→ DATA SUPPLIED
........

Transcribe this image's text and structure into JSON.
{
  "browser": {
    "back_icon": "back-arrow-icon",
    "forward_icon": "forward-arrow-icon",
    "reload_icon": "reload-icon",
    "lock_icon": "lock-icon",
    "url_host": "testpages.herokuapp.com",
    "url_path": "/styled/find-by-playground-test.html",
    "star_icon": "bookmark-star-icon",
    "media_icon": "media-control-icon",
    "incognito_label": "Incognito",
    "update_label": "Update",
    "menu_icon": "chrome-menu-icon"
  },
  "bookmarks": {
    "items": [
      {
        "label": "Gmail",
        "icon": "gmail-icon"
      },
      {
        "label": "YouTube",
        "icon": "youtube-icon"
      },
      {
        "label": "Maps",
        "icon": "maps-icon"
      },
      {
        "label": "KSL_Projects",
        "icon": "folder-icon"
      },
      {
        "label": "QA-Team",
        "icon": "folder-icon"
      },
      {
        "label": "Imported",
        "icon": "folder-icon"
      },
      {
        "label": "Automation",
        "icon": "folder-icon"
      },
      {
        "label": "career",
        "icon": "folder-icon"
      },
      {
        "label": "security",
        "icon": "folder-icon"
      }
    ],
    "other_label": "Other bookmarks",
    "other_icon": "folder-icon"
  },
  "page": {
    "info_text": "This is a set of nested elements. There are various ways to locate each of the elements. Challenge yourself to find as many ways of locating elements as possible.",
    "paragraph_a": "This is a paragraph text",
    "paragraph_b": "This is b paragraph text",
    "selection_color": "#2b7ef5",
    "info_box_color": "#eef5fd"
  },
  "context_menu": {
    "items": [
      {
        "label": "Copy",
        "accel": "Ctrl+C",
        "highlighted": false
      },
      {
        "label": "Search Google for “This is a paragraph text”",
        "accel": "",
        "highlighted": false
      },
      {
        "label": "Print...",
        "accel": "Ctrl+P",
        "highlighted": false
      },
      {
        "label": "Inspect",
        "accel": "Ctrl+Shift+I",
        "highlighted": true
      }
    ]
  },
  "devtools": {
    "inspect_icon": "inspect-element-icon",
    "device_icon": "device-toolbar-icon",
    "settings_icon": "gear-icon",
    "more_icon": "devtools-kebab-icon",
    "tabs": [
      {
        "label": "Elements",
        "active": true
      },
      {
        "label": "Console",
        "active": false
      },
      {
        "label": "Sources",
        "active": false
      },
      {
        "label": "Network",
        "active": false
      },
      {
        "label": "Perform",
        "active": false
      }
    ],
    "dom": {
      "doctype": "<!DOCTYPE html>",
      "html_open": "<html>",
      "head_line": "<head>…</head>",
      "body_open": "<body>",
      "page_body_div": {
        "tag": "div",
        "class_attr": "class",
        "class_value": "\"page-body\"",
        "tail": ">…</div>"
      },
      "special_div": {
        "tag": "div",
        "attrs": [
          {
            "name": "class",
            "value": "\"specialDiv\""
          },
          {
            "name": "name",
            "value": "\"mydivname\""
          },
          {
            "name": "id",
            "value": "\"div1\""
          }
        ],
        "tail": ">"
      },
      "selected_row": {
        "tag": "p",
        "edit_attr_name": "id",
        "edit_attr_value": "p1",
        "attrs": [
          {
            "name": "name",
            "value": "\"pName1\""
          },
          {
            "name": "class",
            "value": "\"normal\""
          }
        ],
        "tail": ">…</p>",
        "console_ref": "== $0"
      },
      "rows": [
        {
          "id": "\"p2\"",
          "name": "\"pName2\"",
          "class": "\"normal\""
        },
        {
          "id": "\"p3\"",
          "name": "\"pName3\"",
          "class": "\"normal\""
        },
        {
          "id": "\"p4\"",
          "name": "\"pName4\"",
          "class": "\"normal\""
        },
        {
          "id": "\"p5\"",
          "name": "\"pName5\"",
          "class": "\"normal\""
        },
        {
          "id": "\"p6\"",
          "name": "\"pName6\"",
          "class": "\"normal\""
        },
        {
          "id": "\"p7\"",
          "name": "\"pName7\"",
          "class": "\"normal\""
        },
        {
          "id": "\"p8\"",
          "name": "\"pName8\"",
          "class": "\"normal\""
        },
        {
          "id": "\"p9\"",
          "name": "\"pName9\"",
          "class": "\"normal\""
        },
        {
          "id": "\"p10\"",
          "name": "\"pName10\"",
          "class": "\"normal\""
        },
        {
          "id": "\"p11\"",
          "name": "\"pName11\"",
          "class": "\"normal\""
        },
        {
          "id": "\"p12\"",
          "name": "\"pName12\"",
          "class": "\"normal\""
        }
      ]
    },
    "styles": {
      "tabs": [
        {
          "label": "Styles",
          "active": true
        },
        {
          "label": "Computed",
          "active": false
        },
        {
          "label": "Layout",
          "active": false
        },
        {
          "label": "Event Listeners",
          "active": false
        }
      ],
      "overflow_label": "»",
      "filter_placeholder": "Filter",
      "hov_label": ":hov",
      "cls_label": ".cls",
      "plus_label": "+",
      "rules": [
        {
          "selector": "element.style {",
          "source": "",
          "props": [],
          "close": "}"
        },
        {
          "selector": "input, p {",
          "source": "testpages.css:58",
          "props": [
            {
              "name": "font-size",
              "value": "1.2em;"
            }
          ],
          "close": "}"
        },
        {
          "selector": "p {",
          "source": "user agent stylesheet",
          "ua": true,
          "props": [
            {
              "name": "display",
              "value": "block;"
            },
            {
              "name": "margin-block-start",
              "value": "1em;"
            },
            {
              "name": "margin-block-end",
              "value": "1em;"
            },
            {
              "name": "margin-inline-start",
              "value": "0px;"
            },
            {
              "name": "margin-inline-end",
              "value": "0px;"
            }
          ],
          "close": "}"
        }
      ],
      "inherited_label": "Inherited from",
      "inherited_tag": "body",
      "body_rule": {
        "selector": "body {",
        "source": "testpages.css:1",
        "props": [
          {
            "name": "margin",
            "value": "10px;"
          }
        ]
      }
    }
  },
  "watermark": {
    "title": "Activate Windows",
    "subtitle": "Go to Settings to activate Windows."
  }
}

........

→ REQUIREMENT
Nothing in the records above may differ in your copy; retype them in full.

→ RESPONSE TO THIS EXERCISE
Transcribe this image's text and structure into JSON.
{
  "browser": {
    "back_icon": "back-arrow-icon",
    "forward_icon": "forward-arrow-icon",
    "reload_icon": "reload-icon",
    "lock_icon": "lock-icon",
    "url_host": "testpages.herokuapp.com",
    "url_path": "/styled/find-by-playground-test.html",
    "star_icon": "bookmark-star-icon",
    "media_icon": "media-control-icon",
    "incognito_label": "Incognito",
    "update_label": "Update",
    "menu_icon": "chrome-menu-icon"
  },
  "bookmarks": {
    "items": [
      {
        "label": "Gmail",
        "icon": "gmail-icon"
      },
      {
        "label": "YouTube",
        "icon": "youtube-icon"
      },
      {
        "label": "Maps",
        "icon": "maps-icon"
      },
      {
        "label": "KSL_Projects",
        "icon": "folder-icon"
      },
      {
        "label": "QA-Team",
        "icon": "folder-icon"
      },
      {
        "label": "Imported",
        "icon": "folder-icon"
      },
      {
        "label": "Automation",
        "icon": "folder-icon"
      },
      {
        "label": "career",
        "icon": "folder-icon"
      },
      {
        "label": "security",
        "icon": "folder-icon"
      }
    ],
    "other_label": "Other bookmarks",
    "other_icon": "folder-icon"
  },
  "page": {
    "info_text": "This is a set of nested elements. There are various ways to locate each of the elements. Challenge yourself to find as many ways of locating elements as possible.",
    "paragraph_a": "This is a paragraph text",
    "paragraph_b": "This is b paragraph text",
    "selection_color": "#2b7ef5",
    "info_box_color": "#eef5fd"
  },
  "context_menu": {
    "items": [
      {
        "label": "Copy",
        "accel": "Ctrl+C",
        "highlighted": false
      },
      {
        "label": "Search Google for “This is a paragraph text”",
        "accel": "",
        "highlighted": false
      },
      {
        "label": "Print...",
        "accel": "Ctrl+P",
        "highlighted": false
      },
      {
        "label": "Inspect",
        "accel": "Ctrl+Shift+I",
        "highlighted": true
      }
    ]
  },
  "devtools": {
    "inspect_icon": "inspect-element-icon",
    "device_icon": "device-toolbar-icon",
    "settings_icon": "gear-icon",
    "more_icon": "devtools-kebab-icon",
    "tabs": [
      {
        "label": "Elements",
        "active": true
      },
      {
        "label": "Console",
        "active": false
      },
      {
        "label": "Sources",
        "active": false
      },
      {
        "label": "Network",
        "active": false
      },
      {
        "label": "Perform",
        "active": false
      }
    ],
    "dom": {
      "doctype": "<!DOCTYPE html>",
      "html_open": "<html>",
      "head_line": "<head>…</head>",
      "body_open": "<body>",
      "page_body_div": {
        "tag": "div",
        "class_attr": "class",
        "class_value": "\"page-body\"",
        "tail": ">…</div>"
      },
      "special_div": {
        "tag": "div",
        "attrs": [
          {
            "name": "class",
            "value": "\"specialDiv\""
          },
          {
            "name": "name",
            "value": "\"mydivname\""
          },
          {
            "name": "id",
            "value": "\"div1\""
          }
        ],
        "tail": ">"
      },
      "selected_row": {
        "tag": "p",
        "edit_attr_name": "id",
        "edit_attr_value": "p1",
        "attrs": [
          {
            "name": "name",
            "value": "\"pName1\""
          },
          {
            "name": "class",
            "value": "\"normal\""
          }
        ],
        "tail": ">…</p>",
        "console_ref": "== $0"
      },
      "rows": [
        {
          "id": "\"p2\"",
          "name": "\"pName2\"",
          "class": "\"normal\""
        },
        {
          "id": "\"p3\"",
          "name": "\"pName3\"",
          "class": "\"normal\""
        },
        {
          "id": "\"p4\"",
          "name": "\"pName4\"",
          "class": "\"normal\""
        },
        {
          "id": "\"p5\"",
          "name": "\"pName5\"",
          "class": "\"normal\""
        },
        {
          "id": "\"p6\"",
          "name": "\"pName6\"",
          "class": "\"normal\""
        },
        {
          "id": "\"p7\"",
          "name": "\"pName7\"",
          "class": "\"normal\""
        },
        {
          "id": "\"p8\"",
          "name": "\"pName8\"",
          "class": "\"normal\""
        },
        {
          "id": "\"p9\"",
          "name": "\"pName9\"",
          "class": "\"normal\""
        },
        {
          "id": "\"p10\"",
          "name": "\"pName10\"",
          "class": "\"normal\""
        },
        {
          "id": "\"p11\"",
          "name": "\"pName11\"",
          "class": "\"normal\""
        },
        {
          "id": "\"p12\"",
          "name": "\"pName12\"",
          "class": "\"normal\""
        }
      ]
    },
    "styles": {
      "tabs": [
        {
          "label": "Styles",
          "active": true
        },
        {
          "label": "Computed",
          "active": false
        },
        {
          "label": "Layout",
          "active": false
        },
        {
          "label": "Event Listeners",
          "active": false
        }
      ],
      "overflow_label": "»",
      "filter_placeholder": "Filter",
      "hov_label": ":hov",
      "cls_label": ".cls",
      "plus_label": "+",
      "rules": [
        {
          "selector": "element.style {",
          "source": "",
          "props": [],
          "close": "}"
        },
        {
          "selector": "input, p {",
          "source": "testpages.css:58",
          "props": [
            {
              "name": "font-size",
              "value": "1.2em;"
            }
          ],
          "close": "}"
        },
        {
          "selector": "p {",
          "source": "user agent stylesheet",
          "ua": true,
          "props": [
            {
              "name": "display",
              "value": "block;"
            },
            {
              "name": "margin-block-start",
              "value": "1em;"
            },
            {
              "name": "margin-block-end",
              "value": "1em;"
            },
            {
              "name": "margin-inline-start",
              "value": "0px;"
            },
            {
              "name": "margin-inline-end",
              "value": "0px;"
            }
          ],
          "close": "}"
        }
      ],
      "inherited_label": "Inherited from",
      "inherited_tag": "body",
      "body_rule": {
        "selector": "body {",
        "source": "testpages.css:1",
        "props": [
          {
            "name": "margin",
            "value": "10px;"
          }
        ]
      }
    }
  },
  "watermark": {
    "title": "Activate Windows",
    "subtitle": "Go to Settings to activate Windows."
  }
}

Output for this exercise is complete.